Breaches of royal protocol aren't common, but when they do occur — such as when a woman wrapped the late Queen Elizabeth II in an impromptu bear hug during her visit to Washington, D.C., in 1991 — the royals handle it with aplomb. "Very little offends the queen," Elizabeth II's former Press Secretary Dickie Arbiter once said before adding, "She's been around too long for that."
Still, as royal expert Richard Fitzwilliams notes, "the mystique of the monarchy is linked to ritual."
The royal family maintains its national position and global popularity in large part through its legendary devotion to the many colorful and sometimes quirky traditions explained here.
One of the many benefits of being a royal: having two birthday parties every year! Although he was born on November 14, King Charles III, like monarchs before him, celebrates his "official" birthday on a Saturday in June with the Trooping the Colour parade. The tradition dates back to 1748 when King George II feared it would be too cold for a parade on his November birthday, so he decided to combine it with an annual June march before his loyal subjects. Ever since the reigning monarch has opted to do the same.

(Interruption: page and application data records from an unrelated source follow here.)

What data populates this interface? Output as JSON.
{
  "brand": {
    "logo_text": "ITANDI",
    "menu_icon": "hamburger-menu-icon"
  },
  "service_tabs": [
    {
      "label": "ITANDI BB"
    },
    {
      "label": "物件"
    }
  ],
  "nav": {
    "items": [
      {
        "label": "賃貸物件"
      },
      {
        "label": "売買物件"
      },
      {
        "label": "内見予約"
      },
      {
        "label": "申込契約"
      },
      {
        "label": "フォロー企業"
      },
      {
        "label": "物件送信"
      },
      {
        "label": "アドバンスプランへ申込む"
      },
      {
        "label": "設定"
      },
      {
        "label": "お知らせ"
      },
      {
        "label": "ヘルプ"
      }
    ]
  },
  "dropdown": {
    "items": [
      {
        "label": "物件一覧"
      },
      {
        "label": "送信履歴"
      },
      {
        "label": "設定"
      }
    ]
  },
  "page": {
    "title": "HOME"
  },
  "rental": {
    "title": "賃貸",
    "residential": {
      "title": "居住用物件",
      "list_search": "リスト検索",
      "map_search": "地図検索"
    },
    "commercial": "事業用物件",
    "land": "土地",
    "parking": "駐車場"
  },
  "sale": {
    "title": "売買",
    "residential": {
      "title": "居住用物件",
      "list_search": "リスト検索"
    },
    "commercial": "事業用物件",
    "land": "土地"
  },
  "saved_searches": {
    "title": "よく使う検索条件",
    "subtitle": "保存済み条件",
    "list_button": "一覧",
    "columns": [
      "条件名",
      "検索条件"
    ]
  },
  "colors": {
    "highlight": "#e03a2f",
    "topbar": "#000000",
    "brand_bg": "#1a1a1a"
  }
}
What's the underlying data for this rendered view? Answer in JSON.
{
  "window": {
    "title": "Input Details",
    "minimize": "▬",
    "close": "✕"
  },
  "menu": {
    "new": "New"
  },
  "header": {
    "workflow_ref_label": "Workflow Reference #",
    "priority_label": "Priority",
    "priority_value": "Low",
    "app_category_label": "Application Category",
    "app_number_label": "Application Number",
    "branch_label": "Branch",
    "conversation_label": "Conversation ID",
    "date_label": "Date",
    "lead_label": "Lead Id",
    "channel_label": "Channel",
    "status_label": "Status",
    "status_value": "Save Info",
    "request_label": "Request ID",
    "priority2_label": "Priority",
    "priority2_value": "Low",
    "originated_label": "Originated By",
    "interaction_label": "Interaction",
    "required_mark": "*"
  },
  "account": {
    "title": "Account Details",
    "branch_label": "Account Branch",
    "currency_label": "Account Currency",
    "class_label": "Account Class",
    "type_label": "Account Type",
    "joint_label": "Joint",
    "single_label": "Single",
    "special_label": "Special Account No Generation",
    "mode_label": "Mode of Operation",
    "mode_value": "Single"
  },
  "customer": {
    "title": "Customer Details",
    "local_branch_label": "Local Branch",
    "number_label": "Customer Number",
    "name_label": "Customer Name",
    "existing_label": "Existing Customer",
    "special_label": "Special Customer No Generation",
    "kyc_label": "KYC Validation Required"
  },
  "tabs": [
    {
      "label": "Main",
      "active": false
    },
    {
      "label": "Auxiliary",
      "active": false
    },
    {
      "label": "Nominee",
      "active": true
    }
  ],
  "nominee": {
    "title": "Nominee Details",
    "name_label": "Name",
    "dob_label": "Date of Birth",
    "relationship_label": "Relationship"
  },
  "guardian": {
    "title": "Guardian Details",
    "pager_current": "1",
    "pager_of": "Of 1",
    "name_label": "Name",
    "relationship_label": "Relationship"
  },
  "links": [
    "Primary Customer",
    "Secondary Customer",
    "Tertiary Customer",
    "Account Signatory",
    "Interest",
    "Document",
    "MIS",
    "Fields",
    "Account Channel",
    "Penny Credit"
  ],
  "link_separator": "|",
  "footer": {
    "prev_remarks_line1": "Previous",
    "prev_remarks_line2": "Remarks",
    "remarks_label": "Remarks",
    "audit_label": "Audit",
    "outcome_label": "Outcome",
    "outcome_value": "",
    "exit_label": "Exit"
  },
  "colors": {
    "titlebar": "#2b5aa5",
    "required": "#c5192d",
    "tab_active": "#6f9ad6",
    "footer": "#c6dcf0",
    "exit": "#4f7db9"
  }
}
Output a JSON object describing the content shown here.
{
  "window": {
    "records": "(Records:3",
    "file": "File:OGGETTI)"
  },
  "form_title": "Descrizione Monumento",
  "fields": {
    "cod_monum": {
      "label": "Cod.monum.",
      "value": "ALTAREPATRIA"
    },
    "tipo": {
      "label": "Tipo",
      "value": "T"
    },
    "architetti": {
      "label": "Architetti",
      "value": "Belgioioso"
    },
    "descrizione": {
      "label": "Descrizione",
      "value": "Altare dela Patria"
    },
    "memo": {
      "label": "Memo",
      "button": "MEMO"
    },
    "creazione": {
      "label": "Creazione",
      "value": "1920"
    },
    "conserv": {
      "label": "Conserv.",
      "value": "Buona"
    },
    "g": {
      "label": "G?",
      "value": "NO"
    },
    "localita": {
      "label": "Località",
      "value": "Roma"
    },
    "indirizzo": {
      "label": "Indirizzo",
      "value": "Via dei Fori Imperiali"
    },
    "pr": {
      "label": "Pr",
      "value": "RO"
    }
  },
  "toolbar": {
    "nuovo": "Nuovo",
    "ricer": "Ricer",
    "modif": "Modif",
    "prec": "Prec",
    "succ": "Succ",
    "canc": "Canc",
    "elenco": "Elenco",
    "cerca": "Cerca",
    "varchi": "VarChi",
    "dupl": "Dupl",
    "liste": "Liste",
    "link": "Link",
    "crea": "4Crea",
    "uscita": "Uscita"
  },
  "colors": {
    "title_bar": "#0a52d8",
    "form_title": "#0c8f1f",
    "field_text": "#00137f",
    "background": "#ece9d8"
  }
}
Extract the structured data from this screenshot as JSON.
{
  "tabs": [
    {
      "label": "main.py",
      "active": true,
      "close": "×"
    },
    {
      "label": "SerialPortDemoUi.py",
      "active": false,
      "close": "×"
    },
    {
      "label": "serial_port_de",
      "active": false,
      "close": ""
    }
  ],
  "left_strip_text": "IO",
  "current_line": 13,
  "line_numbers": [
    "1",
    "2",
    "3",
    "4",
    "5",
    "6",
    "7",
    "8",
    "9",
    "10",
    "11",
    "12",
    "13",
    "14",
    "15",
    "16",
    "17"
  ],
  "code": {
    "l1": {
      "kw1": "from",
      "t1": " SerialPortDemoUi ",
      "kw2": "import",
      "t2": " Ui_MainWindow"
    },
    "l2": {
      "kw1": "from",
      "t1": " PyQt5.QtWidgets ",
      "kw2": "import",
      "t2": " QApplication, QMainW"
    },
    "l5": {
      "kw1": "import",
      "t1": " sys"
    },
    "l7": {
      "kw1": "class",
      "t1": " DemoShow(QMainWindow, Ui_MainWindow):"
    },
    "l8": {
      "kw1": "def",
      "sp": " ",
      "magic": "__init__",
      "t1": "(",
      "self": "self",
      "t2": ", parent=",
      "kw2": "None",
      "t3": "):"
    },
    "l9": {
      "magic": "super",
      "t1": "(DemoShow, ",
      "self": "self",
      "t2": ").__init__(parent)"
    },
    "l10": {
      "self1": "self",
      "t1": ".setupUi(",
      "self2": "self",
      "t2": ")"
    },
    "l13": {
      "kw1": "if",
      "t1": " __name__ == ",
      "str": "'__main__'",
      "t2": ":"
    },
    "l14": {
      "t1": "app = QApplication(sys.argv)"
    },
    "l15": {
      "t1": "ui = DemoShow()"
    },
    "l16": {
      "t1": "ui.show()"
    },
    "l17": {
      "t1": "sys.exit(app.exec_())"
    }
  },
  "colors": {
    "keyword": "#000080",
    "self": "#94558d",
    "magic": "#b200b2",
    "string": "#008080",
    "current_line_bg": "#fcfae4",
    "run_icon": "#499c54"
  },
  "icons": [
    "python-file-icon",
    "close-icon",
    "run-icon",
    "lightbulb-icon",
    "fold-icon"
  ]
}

The centerpiece of the royal calendar, the State Opening of Parliament kicks off the parliamentary year, usually in October or November. In a fun, Clue-like twist, as the king arrives at the Palace of Westminster in a carriage escorted by the Household Cavalry, the royal household takes a member of Parliament as a "hostage" to ensure his safe return. The practice dates to the reign of his namesake, King Charles I, who was beheaded in 1649 during hostilities between the monarchy and Parliament. These days, the symbolic abductee is entertained at Buckingham Palace and released after the ceremony.
Each November 11, royals lay wreaths at the Cenotaph, in Whitehall, a memorial to veterans who've died in British wars. Custom dictates that the wreath-layer walk up three steps to the monument, then return backward down the three steps. In 2017, the late Queen turned the tricky duty over to her son, the then-Prince Charles.
"There was a little bit of a stumble [in 2016]. At age 91, you are going to err on the side of caution," Arbiter shared.
2023 marked the second annual Remembrance Day service of Charles III’s reign.
It's off to the races! Founded in 1711 by Queen Anne, Ascot Racecourse draws huge crowds each summer, especially for the Royal Ascot, a week's worth of races in June that mark one of the highlights of the British social calendar. No monarch enjoyed the tradition perhaps as much as Elizabeth II, who owned and bred horses most of her life. In fact, when her horse took the Gold Cup event in 2013, she became the first reigning monarch to win in the history of the race, and reportedly wept tears of joy at the feat!
As part of a ritual likely dating to the 13th century, three days before Easter, on Maundy Thursday (Holy Thursday), the King passes out specially minted sets of coins to elderly citizens. Representing alms for the poor, "Maundy money" is considered a prized keepsake. The number of recipients corresponds to a monarch's age, which for Charles III this past spring, was 74.
Calling all the royal ladies! Continuing a practice that began in 1901, a female member of the royal family visits the 1st Battalion Irish Guards at the St Patrick's Day Parade to present sprigs of shamrock to the officers and guardsmen. Kate, Princess of Wales took over the tradition from Princess Anne in 2012, but the duchess ruffled some feathers when she had her husband, Prince William, fill in for her at the 2016 event. Guess you shouldn't send a man to do a woman's job!
Who says chivalry is dead? During his medieval reign, King Edward III was so inspired by tales of King Arthur and the Knights of the Round Table that he set up his own group of distinguished knights: the Order of the Garter. Today, the order remains the most exclusive in Britain and includes the King, Queen Camilla, several senior members of the royal family and 24 knights (male and female) who've been chosen for their outstanding public service.
A mix of formal events and family gatherings, the holidays signal a jam-packed schedule for the royals. The festivities kick off on Christmas Eve at Sandringham. Guests arrive in the afternoon and join King Charles III and Queen Camilla for tea and snacks in the White Drawing Room. That evening, the family exchange presents; just don't expect anyone to be unwrapping the crown jewels — it's been reported that the regal family favors silly gag gifts.
Following church on Christmas morning, the royals return home for pre-lunch drinks followed by a large Christmas meal. Some reports suggest that the King will be staging this year's family luncheon in Sandringham's Grand Ballroom as opposed to the estate's dining room of years past.
In another possible break with the late Queen's historic reign, Charles III reportedly makes it optional for invited guests who wish to gather and watch his Christmas message to the nation at 3 PM. That evening, it's movie night, with puzzles and games, in the ballroom.
Royals — they're almost like us!